Collaborative law compared to mediation — What is the difference?
Bernstein: Both are alternatives to litigation. The difference is mediation is more of a “one-shot deal” where clients resolve their case with an impartial mediator who is unable to give them legal advice or advocate for either of the parties.
In very simple cases where there are few assets, w2 employees, and relatively no issues regarding children, mediation can be a great option where the clients are in agreement that they are open to settling their case.
However, in cases where there are assets and closely held businesses and/or issues regarding support and children, mediation is often unsuccessful as there are complicated issues that may require the expertise of an accountant, child specialist, and or lawyer to resolve.
In Collaborative divorce, each party has their own attorney and the expertise and support of a neutral accountant and neutral facilitator with a mental health background, both of whom work with the lawyers and the parties to come up with a resolution that meets the parties’ needs in a time and cost-efficient manner.
What are the typical costs of collaborative law, and how do they compare with regular legal costs?
Bernstein: By and large, Collaborative Divorce is less expensive than contested litigation. The reason is that in litigation, the lawyers are adversaries, working against each other in a win-lose scenario. Very often, there are also forensic accountants and child specialists who are also fighting against each other. Add into that, unnecessary motions, delays, hearings tactics are all too often designed to delay and frustrate a resolution of the case.
Conversely, Collaborative is a targeted process where the professionals act as problem solvers and not “s–t stirrers”–because there are no delay tactics and gamesmanship, the process is focused. Clients are spending their hard-earned dollars on getting a prompt, efficient, and effective resolution.
What are the advantages and disadvantages of collaborative law?
Bernstein: Collaborative law is:
- Less expensive
- Clients maintain control over process, timing, and outcome
- Support of a team of professionals
- Protects family relationships for the benefit of the children
- Private and confidential
As for disadvantages:
- If the process terminates for any reason, parties need to hire new attorneys.
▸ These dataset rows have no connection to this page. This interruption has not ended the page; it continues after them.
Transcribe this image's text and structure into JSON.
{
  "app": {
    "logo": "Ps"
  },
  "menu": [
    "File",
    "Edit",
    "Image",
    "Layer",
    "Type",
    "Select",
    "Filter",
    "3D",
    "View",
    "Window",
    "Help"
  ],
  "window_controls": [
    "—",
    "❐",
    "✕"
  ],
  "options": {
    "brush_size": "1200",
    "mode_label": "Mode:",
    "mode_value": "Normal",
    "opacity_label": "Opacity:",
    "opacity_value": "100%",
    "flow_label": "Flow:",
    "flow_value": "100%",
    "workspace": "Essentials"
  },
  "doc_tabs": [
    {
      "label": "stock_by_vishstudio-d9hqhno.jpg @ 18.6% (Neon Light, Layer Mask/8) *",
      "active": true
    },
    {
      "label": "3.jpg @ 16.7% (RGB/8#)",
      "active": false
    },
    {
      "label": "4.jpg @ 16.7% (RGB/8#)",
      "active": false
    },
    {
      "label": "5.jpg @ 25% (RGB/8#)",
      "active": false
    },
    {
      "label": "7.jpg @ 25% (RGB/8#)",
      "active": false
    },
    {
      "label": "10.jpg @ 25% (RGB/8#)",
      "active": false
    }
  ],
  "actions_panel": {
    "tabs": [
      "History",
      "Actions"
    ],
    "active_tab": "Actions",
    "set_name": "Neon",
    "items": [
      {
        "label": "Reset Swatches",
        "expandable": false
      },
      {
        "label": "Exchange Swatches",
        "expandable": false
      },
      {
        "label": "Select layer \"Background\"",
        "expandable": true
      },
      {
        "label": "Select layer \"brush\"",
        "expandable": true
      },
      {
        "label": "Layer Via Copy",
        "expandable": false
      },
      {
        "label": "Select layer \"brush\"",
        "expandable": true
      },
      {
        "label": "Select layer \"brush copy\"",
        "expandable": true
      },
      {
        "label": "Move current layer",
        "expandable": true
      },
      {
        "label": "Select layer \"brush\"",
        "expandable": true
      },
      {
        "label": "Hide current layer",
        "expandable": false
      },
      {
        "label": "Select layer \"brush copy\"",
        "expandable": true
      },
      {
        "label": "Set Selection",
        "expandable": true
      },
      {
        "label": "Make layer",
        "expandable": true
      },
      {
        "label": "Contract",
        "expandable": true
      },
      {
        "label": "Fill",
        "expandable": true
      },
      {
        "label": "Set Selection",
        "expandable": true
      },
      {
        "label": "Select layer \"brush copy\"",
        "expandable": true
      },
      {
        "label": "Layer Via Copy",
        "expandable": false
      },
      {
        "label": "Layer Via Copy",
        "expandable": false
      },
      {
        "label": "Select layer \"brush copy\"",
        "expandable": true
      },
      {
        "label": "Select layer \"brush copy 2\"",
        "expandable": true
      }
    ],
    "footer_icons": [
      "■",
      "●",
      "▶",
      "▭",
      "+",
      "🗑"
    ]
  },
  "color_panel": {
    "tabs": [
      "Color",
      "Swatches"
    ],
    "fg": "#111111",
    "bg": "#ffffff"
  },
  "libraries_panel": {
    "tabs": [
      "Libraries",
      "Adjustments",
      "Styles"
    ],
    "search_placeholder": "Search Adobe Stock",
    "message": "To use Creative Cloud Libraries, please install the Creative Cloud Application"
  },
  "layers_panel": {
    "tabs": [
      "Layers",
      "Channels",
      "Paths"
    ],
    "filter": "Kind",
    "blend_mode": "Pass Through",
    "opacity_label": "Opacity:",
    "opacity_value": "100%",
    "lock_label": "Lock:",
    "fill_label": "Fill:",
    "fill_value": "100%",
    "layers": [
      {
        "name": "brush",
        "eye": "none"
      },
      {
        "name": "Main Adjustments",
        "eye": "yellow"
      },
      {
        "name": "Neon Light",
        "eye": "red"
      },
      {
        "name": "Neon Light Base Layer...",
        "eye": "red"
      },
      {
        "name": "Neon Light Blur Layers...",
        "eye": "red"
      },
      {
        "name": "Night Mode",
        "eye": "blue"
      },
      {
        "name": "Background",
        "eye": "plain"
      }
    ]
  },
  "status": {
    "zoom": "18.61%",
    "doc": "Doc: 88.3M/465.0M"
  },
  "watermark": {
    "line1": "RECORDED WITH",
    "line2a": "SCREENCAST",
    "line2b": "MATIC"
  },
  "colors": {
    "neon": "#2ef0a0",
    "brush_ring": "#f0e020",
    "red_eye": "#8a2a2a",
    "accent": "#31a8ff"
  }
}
In my mind, this can ALSO be seen as an advantage as it gives clients “skin in the game,” knowing that if they do not use their best efforts to work it out, they need to begin again with new lawyers.
- Can’t think of anything else!
What are some statistics you would like to share about collaborative law?
Bernstein: The Florida Academy of Collaborative Professionals (FACP) engages in research and data collection to provide statistics regarding collaborative cases in Florida. The data is based on surveys completed at the end of each collaborative case. The data collection is ongoing and the information below is based on responses submitted between December 16, 2013 and January 31, 2018. The statistics show:
- 92% of cases completed with a full settlement agreement;
- 31% of cases took less than 3 months;
- 65% of cases took less than 6 months;
- 84% took less than 9 months
- 5% took more than 12 months.
These cases resolve faster because the process is efficient and streamlined. In Collaborative Divorce, unlike in litigation, we do not encounter continuances, motion practice, backlogged courts and, oftentimes, needless delay tactics.
Similarly, because the Collaborative process is targeted, directed, scheduled and the team is working together to problem solve a resolution, resulting in fewer delays and less gamesmanship compared to litigated cases, Collaborative Divorce is less costly.
Andrew is the managing editor for SuperMoney and a certified personal finance counselor. He loves to geek out on financial data and translate it into actionable insights everyone can understand. His work is often cited by major publications and institutions, such as Forbes, U.S. News, Fox Business, SFGate, Realtor, Deloitte, and Business Insider.